Dataset rows for apps and sites:
^^^^

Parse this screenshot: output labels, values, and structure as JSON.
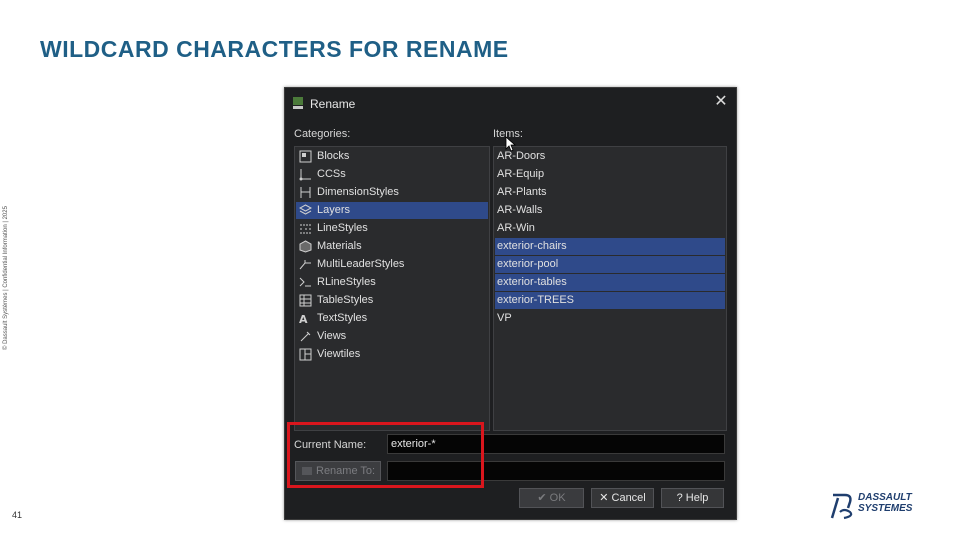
{
  "slide": {
    "title": "WILDCARD CHARACTERS FOR RENAME",
    "side_note": "© Dassault Systèmes | Confidential Information | 2025",
    "page_number": "41",
    "logo_line1": "DASSAULT",
    "logo_line2": "SYSTEMES"
  },
  "dialog": {
    "title": "Rename",
    "categories_label": "Categories:",
    "items_label": "Items:",
    "categories": [
      {
        "label": "Blocks",
        "icon": "blocks-icon",
        "selected": false
      },
      {
        "label": "CCSs",
        "icon": "ccs-icon",
        "selected": false
      },
      {
        "label": "DimensionStyles",
        "icon": "dimension-styles-icon",
        "selected": false
      },
      {
        "label": "Layers",
        "icon": "layers-icon",
        "selected": true
      },
      {
        "label": "LineStyles",
        "icon": "line-styles-icon",
        "selected": false
      },
      {
        "label": "Materials",
        "icon": "materials-icon",
        "selected": false
      },
      {
        "label": "MultiLeaderStyles",
        "icon": "multileader-styles-icon",
        "selected": false
      },
      {
        "label": "RLineStyles",
        "icon": "rline-styles-icon",
        "selected": false
      },
      {
        "label": "TableStyles",
        "icon": "table-styles-icon",
        "selected": false
      },
      {
        "label": "TextStyles",
        "icon": "text-styles-icon",
        "selected": false
      },
      {
        "label": "Views",
        "icon": "views-icon",
        "selected": false
      },
      {
        "label": "Viewtiles",
        "icon": "viewtiles-icon",
        "selected": false
      }
    ],
    "items": [
      {
        "label": "AR-Doors",
        "selected": false
      },
      {
        "label": "AR-Equip",
        "selected": false
      },
      {
        "label": "AR-Plants",
        "selected": false
      },
      {
        "label": "AR-Walls",
        "selected": false
      },
      {
        "label": "AR-Win",
        "selected": false
      },
      {
        "label": "exterior-chairs",
        "selected": true
      },
      {
        "label": "exterior-pool",
        "selected": true
      },
      {
        "label": "exterior-tables",
        "selected": true
      },
      {
        "label": "exterior-TREES",
        "selected": true
      },
      {
        "label": "VP",
        "selected": false
      }
    ],
    "current_name_label": "Current Name:",
    "current_name_value": "exterior-*",
    "rename_to_label": "Rename To:",
    "rename_to_value": "",
    "ok_label": "✔ OK",
    "cancel_label": "✕ Cancel",
    "help_label": "? Help"
  }
}
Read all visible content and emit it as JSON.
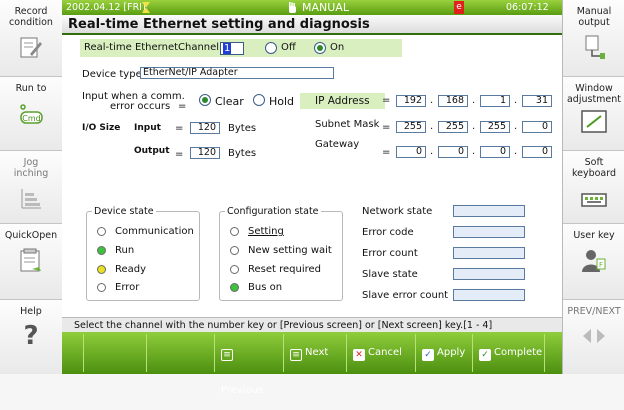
{
  "left_sidebar": [
    {
      "label": "Record\ncondition",
      "icon": "record-condition-icon"
    },
    {
      "label": "Run to",
      "icon": "cmd-icon",
      "icon_text": "Cmd"
    },
    {
      "label": "Jog\ninching",
      "icon": "jog-inching-icon"
    },
    {
      "label": "QuickOpen",
      "icon": "quick-open-icon"
    },
    {
      "label": "Help",
      "icon": "help-icon",
      "icon_text": "?"
    }
  ],
  "right_sidebar": [
    {
      "label": "Manual\noutput",
      "icon": "manual-output-icon"
    },
    {
      "label": "Window\nadjustment",
      "icon": "window-adjustment-icon"
    },
    {
      "label": "Soft\nkeyboard",
      "icon": "soft-keyboard-icon"
    },
    {
      "label": "User key",
      "icon": "user-key-icon"
    },
    {
      "label": "PREV/NEXT",
      "icon": "prev-next-icon"
    }
  ],
  "topbar": {
    "date": "2002.04.12 [FRI]",
    "mode": "MANUAL",
    "badge": "e",
    "time": "06:07:12 PM"
  },
  "title": "Real-time Ethernet setting and diagnosis",
  "channel_row": {
    "label": "Real-time Ethernet",
    "channel_label": "Channel",
    "channel_value": "1",
    "off_label": "Off",
    "on_label": "On",
    "selected": "On"
  },
  "device_type": {
    "label": "Device type",
    "value": "EtherNet/IP Adapter"
  },
  "comm_error": {
    "label_line1": "Input when a comm.",
    "label_line2": "error occurs",
    "eq": "=",
    "clear_label": "Clear",
    "hold_label": "Hold",
    "selected": "Clear"
  },
  "io_size": {
    "label": "I/O Size",
    "input_label": "Input",
    "input_value": "120",
    "output_label": "Output",
    "output_value": "120",
    "unit": "Bytes",
    "eq": "="
  },
  "network": {
    "ip_label": "IP Address",
    "ip": [
      "192",
      "168",
      "1",
      "31"
    ],
    "subnet_label": "Subnet Mask",
    "subnet": [
      "255",
      "255",
      "255",
      "0"
    ],
    "gateway_label": "Gateway",
    "gateway": [
      "0",
      "0",
      "0",
      "0"
    ],
    "eq": "=",
    "dot": "."
  },
  "device_state": {
    "title": "Device state",
    "items": [
      {
        "label": "Communication",
        "state": "off"
      },
      {
        "label": "Run",
        "state": "green"
      },
      {
        "label": "Ready",
        "state": "yellow"
      },
      {
        "label": "Error",
        "state": "off"
      }
    ]
  },
  "config_state": {
    "title": "Configuration state",
    "items": [
      {
        "label": "Setting",
        "state": "off"
      },
      {
        "label": "New setting wait",
        "state": "off"
      },
      {
        "label": "Reset required",
        "state": "off"
      },
      {
        "label": "Bus on",
        "state": "green"
      }
    ]
  },
  "net_status": [
    {
      "label": "Network state",
      "value": ""
    },
    {
      "label": "Error code",
      "value": ""
    },
    {
      "label": "Error count",
      "value": ""
    },
    {
      "label": "Slave state",
      "value": ""
    },
    {
      "label": "Slave error count",
      "value": ""
    }
  ],
  "status_message": "Select the channel with the number key or [Previous screen] or [Next screen] key.[1 - 4]",
  "buttons": {
    "previous": "Previous",
    "next": "Next",
    "cancel": "Cancel",
    "apply": "Apply",
    "complete": "Complete"
  },
  "colors": {
    "green_bar": "#5a9d12",
    "title_line": "#2f6e0d",
    "channel_bg": "#d9efbf",
    "field_border": "#5a7aa0"
  }
}
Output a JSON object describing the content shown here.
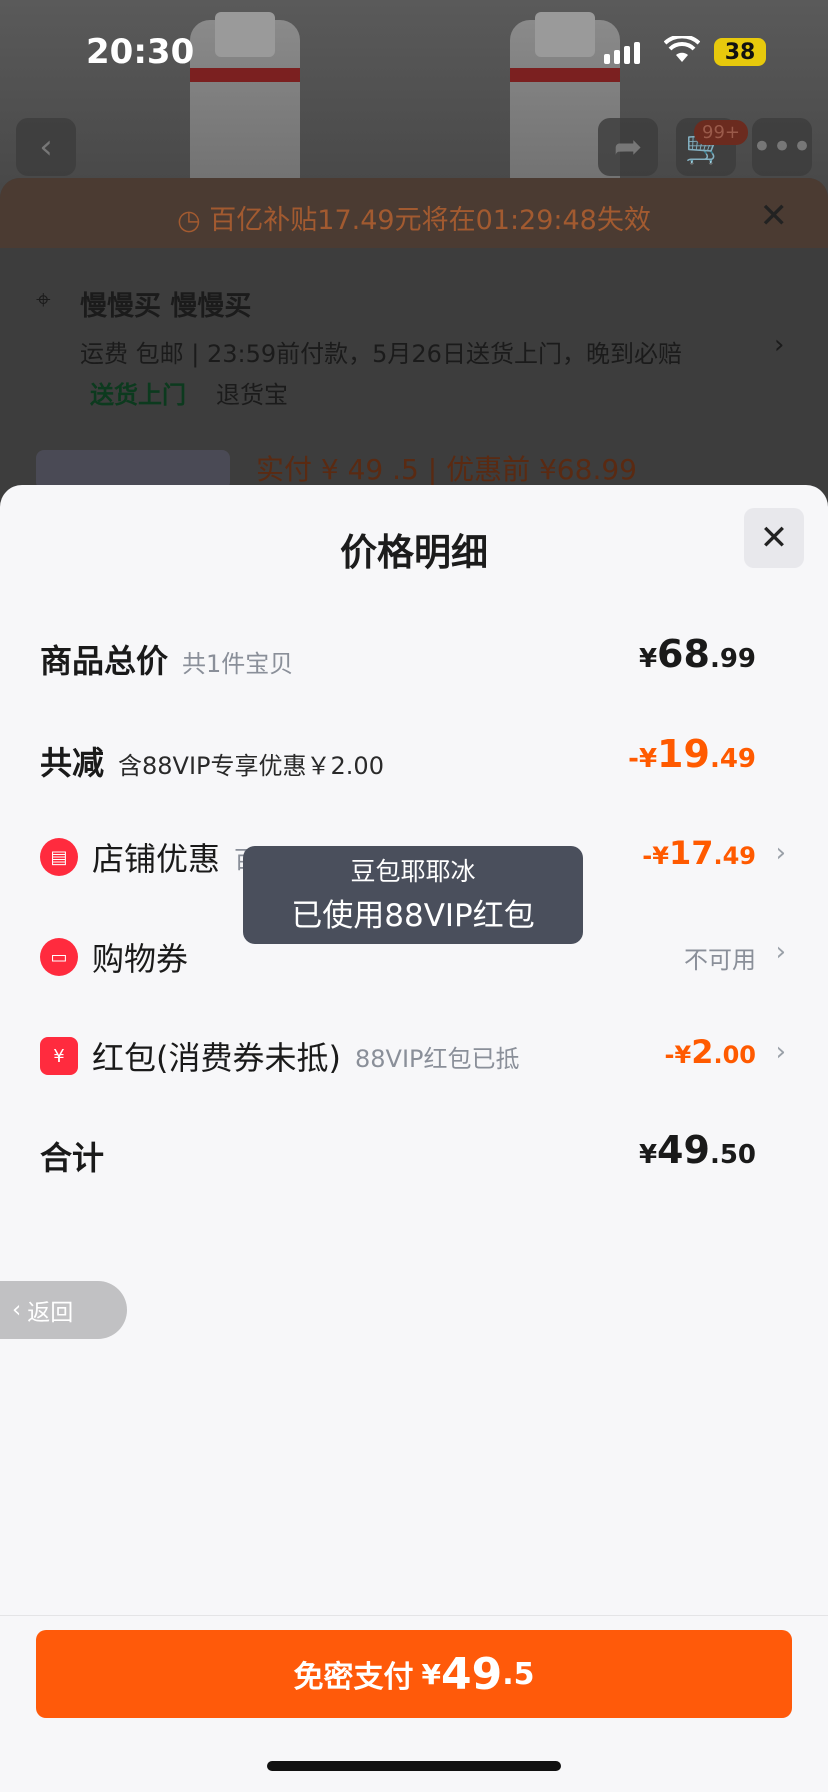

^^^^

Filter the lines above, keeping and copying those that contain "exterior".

        "label": "exterior-chairs",
        "label": "exterior-pool",
        "label": "exterior-tables",
        "label": "exterior-TREES",
    "current_name_value": "exterior-*",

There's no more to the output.